Perhaps the biggest threat is natural gas’ ambiguous environmental credentials. While we know that at end use (i.e., combustion) natural gas releases fewer greenhouse gas emissions than coal or oil, there are questions about its environmental impact at other stages of the lifecycle. One speaker pointed to a study measuring the natural gas released during hydraulic fracturing (currently the only study of its kind). It found that enough natural gas—a potent greenhouse gas— is released during hydraulic fracturing to eradicate the greenhouse gas savings at combustion. If this is true, and if it cannot be mitigated, then the ecological benefits become less promising.
Like any decision, switching to natural gas vehicles has its costs and benefits. On the one hand, there are compelling bottom-line benefits for business, purported environmental benefits and security of supply benefits. On the other hand, the business case is best for only a segment of the transportation sector, incremental costs are still significant and there is an infrastructure shortage precluding widespread adoption. Moreover, there are questions being posed about how clean natural gas really is.
Ultimately, the cost concerns can be addressed with government incentives and public-private partnerships. While the exemption from fuel taxes is certainly helping on this front, other smartly designed incentives could really get the transition moving. However, government incentives are less likely when natural gas’ environmental credentials are uncertain. This is especially true when governments are conscious of environmental effects. (For some governments, the fact that it supports a domestic industry or provides regional security of supply may be enough, however.) Industry and other actors need to come together to better understand the lifecycle emissions of greenhouse gases from natural gas and how to mitigate them.
The switch to natural gas, like any switch, is about tradeoffs. While the benefits are compelling, more work needs to be done to justify this switch in a carbon-constrained world. Without that work, it will be difficult to convince government and the broader public that this is a switch worth making.
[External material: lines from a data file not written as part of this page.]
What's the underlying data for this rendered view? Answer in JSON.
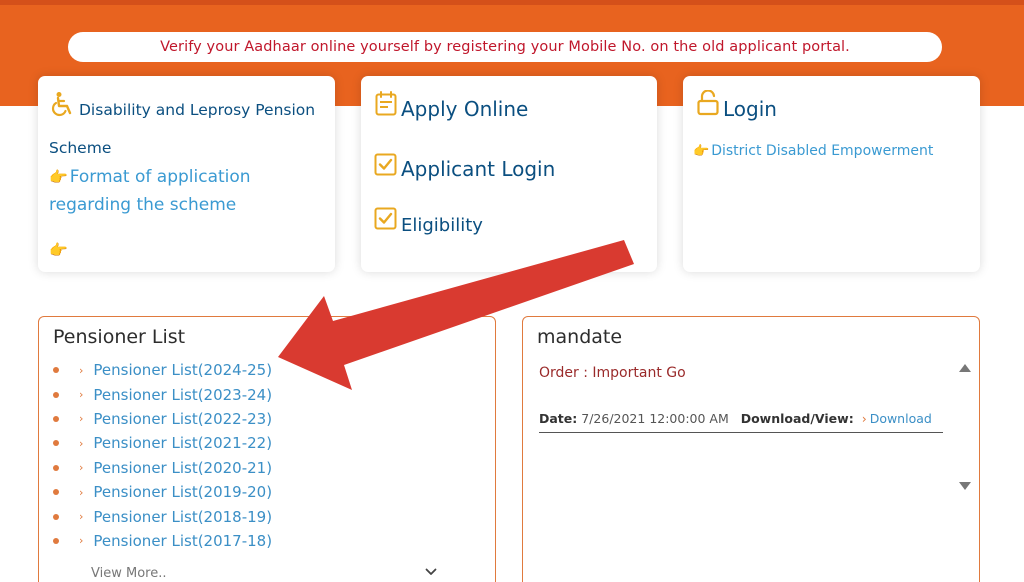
{
  "banner": {
    "notice": "Verify your Aadhaar online yourself by registering your Mobile No. on the old applicant portal."
  },
  "cards": {
    "scheme": {
      "title": "Disability and Leprosy Pension",
      "subtitle": "Scheme",
      "link_text_line1": "Format of application",
      "link_text_line2": "regarding the scheme"
    },
    "apply": {
      "apply_online": "Apply Online",
      "applicant_login": "Applicant Login",
      "eligibility": "Eligibility"
    },
    "login": {
      "title": "Login",
      "district_link": "District Disabled Empowerment"
    }
  },
  "pensioner_list": {
    "title": "Pensioner List",
    "items": [
      "Pensioner List(2024-25)",
      "Pensioner List(2023-24)",
      "Pensioner List(2022-23)",
      "Pensioner List(2021-22)",
      "Pensioner List(2020-21)",
      "Pensioner List(2019-20)",
      "Pensioner List(2018-19)",
      "Pensioner List(2017-18)"
    ],
    "view_more": "View More.."
  },
  "mandate": {
    "title": "mandate",
    "order": "Order : Important Go",
    "date_label": "Date:",
    "date_value": "7/26/2021 12:00:00 AM",
    "download_label": "Download/View:",
    "download_link": "Download"
  },
  "colors": {
    "header_orange": "#e8631f",
    "notice_red": "#c0172b",
    "title_blue": "#0b4f80",
    "link_blue": "#3a9ad2",
    "icon_gold": "#e9a820",
    "panel_border": "#e07a3e",
    "annotation_arrow": "#d93a30"
  },
  "icons": {
    "scheme": "wheelchair-icon",
    "apply_online": "form-icon",
    "applicant_login": "checkbox-icon",
    "eligibility": "checkbox-icon",
    "login": "unlock-icon",
    "link_pointer": "pointing-hand-icon"
  }
}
With that work, there could be a brighter, cleaner future in store for Canada’s transportation sector.
– By Robbie Rolfe